If you’re feeling the pinch when you go to pay for a cart of groceries, you’re not alone.
Rachel Iverson is a dietician, and even she, along with other dieticians are struggling to buy the groceries they want and need without breaking the bank.
“We know how to shop, and you know, we’re trained in it,” said Rachel Iverson, registered dietician at Sanford Health. “And even when we’re trying to keep things low cost, we’re walking away from Walmart or the grocery store with like a two-hundred-dollar bill.”
Shirley Reese is the general manager of the Bisman Community Food Co-op, and says that starting last fall, grocery prices were going up weekly.
“So that turns around and hits the customer really, really hard,” Shirley Reese, general manager, Bisman Community Food Co-op said, “and it’s been seen across the entire industry. It isn’t just a smaller grocery stores that are having to raise their prices, even places like the big box stores.”
So how do we all maintain a well-balanced, healthy diet without burning through a paycheck in one visit to the grocery store?
Iverson says it’s not crucial to always eat fresh because supply chain issues can really impact that freshness.
She says an apple, for example, can sit in a warehouse for eight to twelve months.
“That can decrease the quality of the antioxidants and degrade some of the nutrients coming in when it’s waiting,” Iverson explained. “I’m buying personally a lot of canned and frozen. And it doesn’t make a huge difference.
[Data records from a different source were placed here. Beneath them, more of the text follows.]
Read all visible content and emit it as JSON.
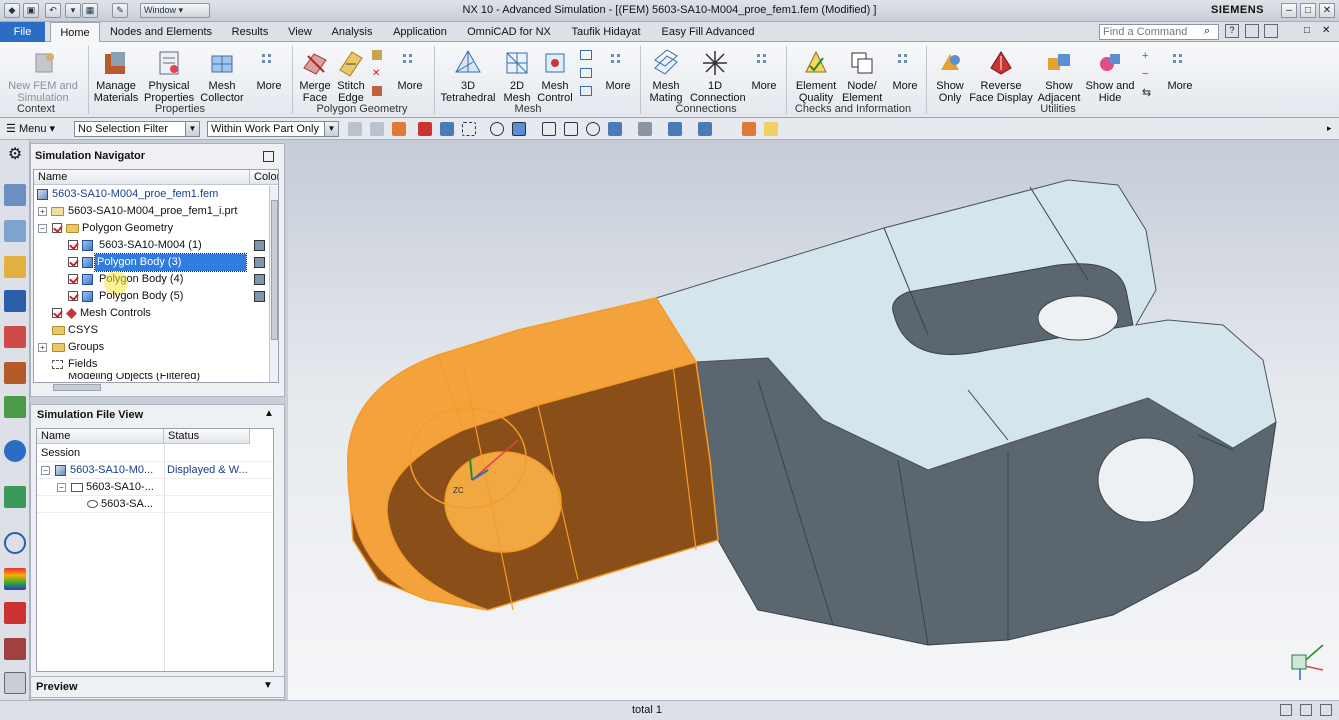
{
  "titlebar": {
    "title": "NX 10 - Advanced Simulation - [(FEM) 5603-SA10-M004_proe_fem1.fem (Modified) ]",
    "window_menu": "Window",
    "brand": "SIEMENS"
  },
  "menubar": {
    "file": "File",
    "tabs": [
      "Home",
      "Nodes and Elements",
      "Results",
      "View",
      "Analysis",
      "Application",
      "OmniCAD for NX",
      "Taufik Hidayat",
      "Easy Fill Advanced"
    ],
    "search_placeholder": "Find a Command"
  },
  "ribbon": {
    "new_fem": "New FEM and Simulation",
    "groups": {
      "context": "Context",
      "properties": "Properties",
      "polygon_geometry": "Polygon Geometry",
      "mesh": "Mesh",
      "connections": "Connections",
      "checks": "Checks and Information",
      "utilities": "Utilities"
    },
    "buttons": {
      "manage_materials": "Manage Materials",
      "physical_properties": "Physical Properties",
      "mesh_collector": "Mesh Collector",
      "merge_face": "Merge Face",
      "stitch_edge": "Stitch Edge",
      "tetrahedral": "3D Tetrahedral",
      "mesh_2d": "2D Mesh",
      "mesh_control": "Mesh Control",
      "mesh_mating": "Mesh Mating",
      "connection_1d": "1D Connection",
      "element_quality": "Element Quality",
      "node_element": "Node/ Element",
      "show_only": "Show Only",
      "reverse_face_display": "Reverse Face Display",
      "show_adjacent": "Show Adjacent",
      "show_and_hide": "Show and Hide",
      "more": "More"
    }
  },
  "toolbar": {
    "menu": "Menu",
    "selection_filter": "No Selection Filter",
    "scope": "Within Work Part Only"
  },
  "navigator": {
    "title": "Simulation Navigator",
    "col_name": "Name",
    "col_color": "Color",
    "rows": [
      "5603-SA10-M004_proe_fem1.fem",
      "5603-SA10-M004_proe_fem1_i.prt",
      "Polygon Geometry",
      "5603-SA10-M004 (1)",
      "Polygon Body (3)",
      "Polygon Body (4)",
      "Polygon Body (5)",
      "Mesh Controls",
      "CSYS",
      "Groups",
      "Fields",
      "Modeling Objects (Filtered)"
    ]
  },
  "fileview": {
    "title": "Simulation File View",
    "col_name": "Name",
    "col_status": "Status",
    "rows": [
      "Session",
      "5603-SA10-M0...",
      "Displayed & W...",
      "5603-SA10-...",
      "5603-SA..."
    ]
  },
  "preview": {
    "title": "Preview"
  },
  "statusbar": {
    "text": "total 1"
  },
  "viewport": {
    "triad_label": "ZC"
  },
  "colors": {
    "accent": "#2b6cc4",
    "selected_body": "#f2a23a",
    "model_top": "#d6e6ec",
    "model_side": "#5a656f"
  }
}
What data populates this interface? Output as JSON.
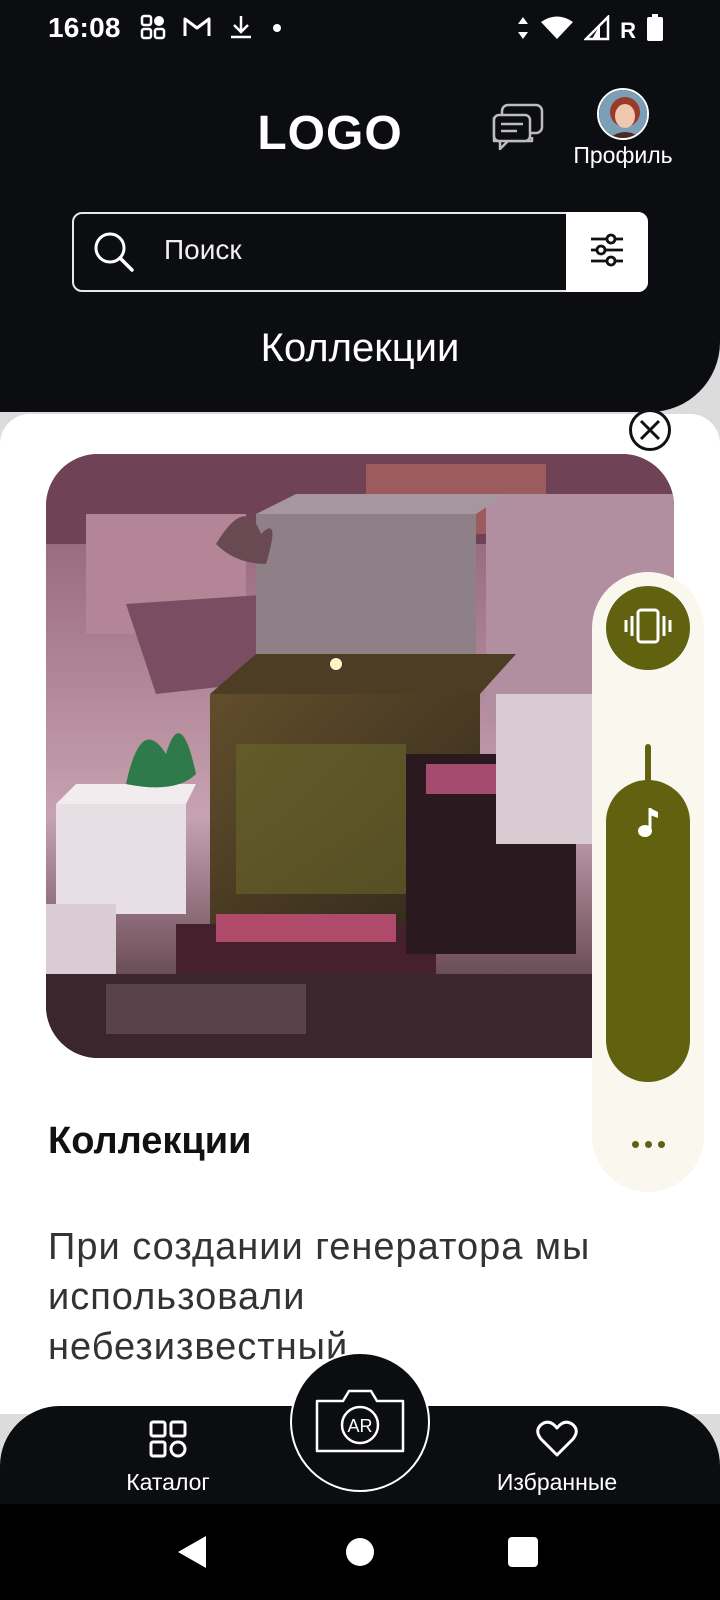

It’s whatever fits your budget and whatever fits your lifestyle and your time.”
And when you do prefer to eat fresh, buying local is a great option.
“That produce is going to last a lot longer, because it was picked in the field and brought to that local source usually within twenty-four hours,” Reese said.
Reese also recommends cleaning soft fruits and vegetables with a vinegar-water wash, dry it completely, and repackage it in a glass jar.
“You might find that you’re gonna have that fruit last ten days … fourteen days,” Reese explained. “Usually when you get strawberries home, they’ll last a few days before they get gross. So your soft fruits, your lettuces, clean them really well make sure they’re dry.”
Iverson also recommends taking a step back from fad diets that restrict what foods you eat.
“Specifically, grains have been hit pretty hard in like the last ten years of dieting with the keto diet and things,” Iverson explained. “Grains are cheap, and they are high nutrient density.”
Iverson recommends food like whole wheat bread, rice, beans, which can pack a punch with fiber and protein, and potatoes, which can stretch a meal and provide nutrients, and, they’re cheap!
“I think some of those foods that maybe diet culture has scared us away from or the things that we’re going to end up turning back to,” Iverson stated, “because it’s okay for carbohydrates to be sixty-five percent of your diet. That’s standard healthy eating.”
Another helpful tip … add a can of beans to your ground beef for tacos!